REQ-5 recommends that a NAT that passively monitors DCCP state keep idle sessions alive for at least 124 minutes or 4 minutes, depending on the state of the connection. To protect against denial-of-service attacks filling its state storage capacity, a NAT may attempt to actively determine the liveliness of a DCCP connection, or the NAT administrator could configure more conservative timeouts. 11. Acknowledgments The author would like to thank Gorry Fairhurst, Eddie Kohler, Dan Wing, Alfred Hoenes, Magnus Westerlund, Miguel Garcia, Catherine Meadows, Tim Polk, Lars Eggert, and Christian Vogt for their comments and help on this document.
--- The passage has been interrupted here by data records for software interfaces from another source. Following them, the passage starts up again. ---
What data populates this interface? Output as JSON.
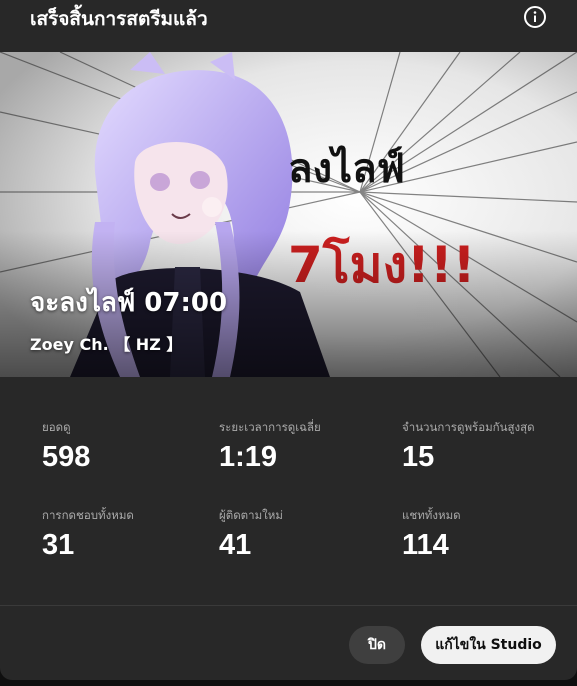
{
  "dialog": {
    "title": "เสร็จสิ้นการสตรีมแล้ว",
    "info_icon": "info-icon"
  },
  "thumbnail": {
    "title": "จะลงไลฟ์ 07:00",
    "channel": "Zoey Ch. 【 HZ 】",
    "art_text_line1": "ลงไลฟ์",
    "art_text_line2": "7โมง!!!",
    "colors": {
      "accent_red": "#cc1f1f",
      "hair": "#b9a6f0"
    }
  },
  "stats": [
    {
      "label": "ยอดดู",
      "value": "598"
    },
    {
      "label": "ระยะเวลาการดูเฉลี่ย",
      "value": "1:19"
    },
    {
      "label": "จำนวนการดูพร้อมกันสูงสุด",
      "value": "15"
    },
    {
      "label": "การกดชอบทั้งหมด",
      "value": "31"
    },
    {
      "label": "ผู้ติดตามใหม่",
      "value": "41"
    },
    {
      "label": "แชททั้งหมด",
      "value": "114"
    }
  ],
  "footer": {
    "close_label": "ปิด",
    "studio_label": "แก้ไขใน Studio"
  }
}
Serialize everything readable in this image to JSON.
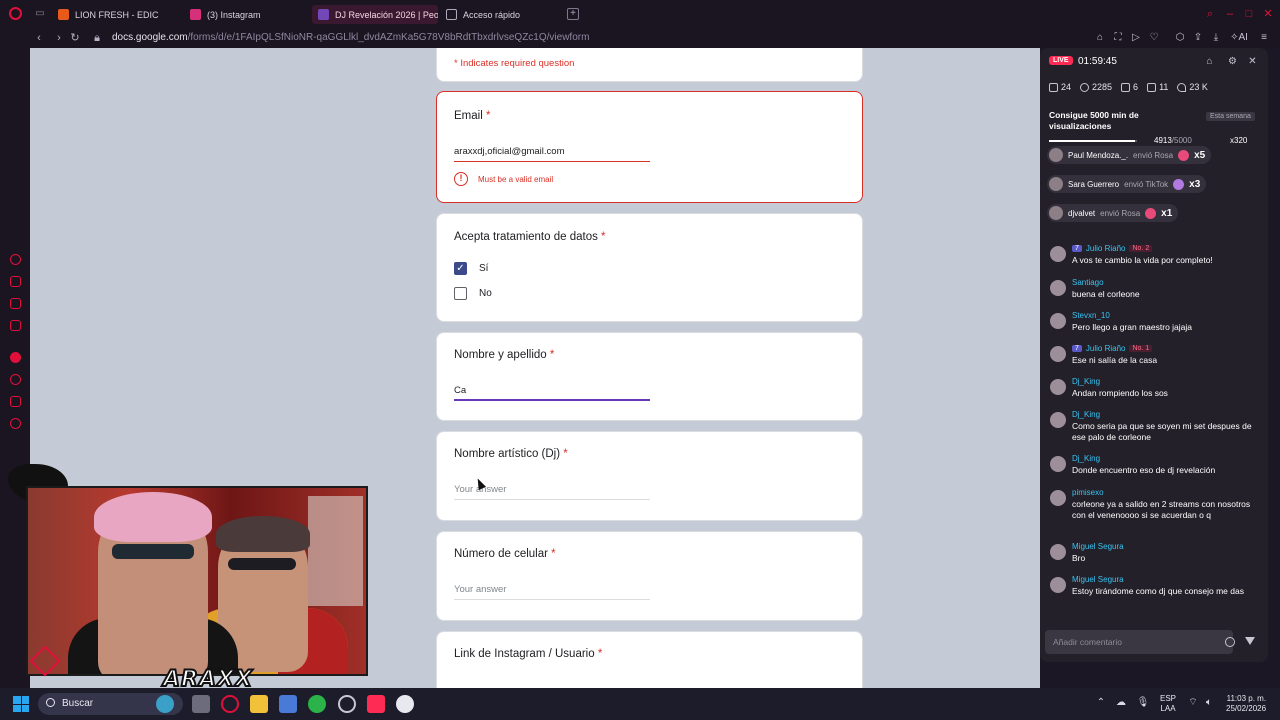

This memo borrows heavily from [RFC5382] by S. Guha (editor), K. Biswas, B. Ford, S. Sivakumar, and P. Srisuresh. 12. References 12.1. Normative References [RFC2119] Bradner, S., "Key words for use in RFCs to Indicate Requirement Levels", BCP 14, RFC 2119, March 1997. [RFC4340] Kohler, E., Handley, M., and S. Floyd, "Datagram Congestion Control Protocol (DCCP)", RFC 4340, March 2006. [RFC4787] Audet, F. and C. Jennings, "Network Address Translation (NAT) Behavioral Requirements for Unicast UDP", BCP 127, RFC 4787, January 2007. [RFC5508] Srisuresh, P., Ford, B., Sivakumar, S., and S. Guha, "NAT Behavioral Requirements for ICMP", BCP 148, RFC 5508, April 2009. [RFC5596] Fairhurst, G., "Datagram Congestion Control Protocol (DCCP) Simultaneous-Open Technique to Facilitate NAT/ Middlebox Traversal", RFC 5596, September 2009. 12.2. Informative References [RFC3424] Daigle, L. and IAB, "IAB Considerations for UNilateral Self-Address Fixing (UNSAF) Across Network Address Translation", RFC 3424, November 2002. [RFC5382] Guha, S., Biswas, K., Ford, B., Sivakumar, S., and P. Srisuresh, "NAT Behavioral Requirements for TCP", BCP 142, RFC 5382, October 2008.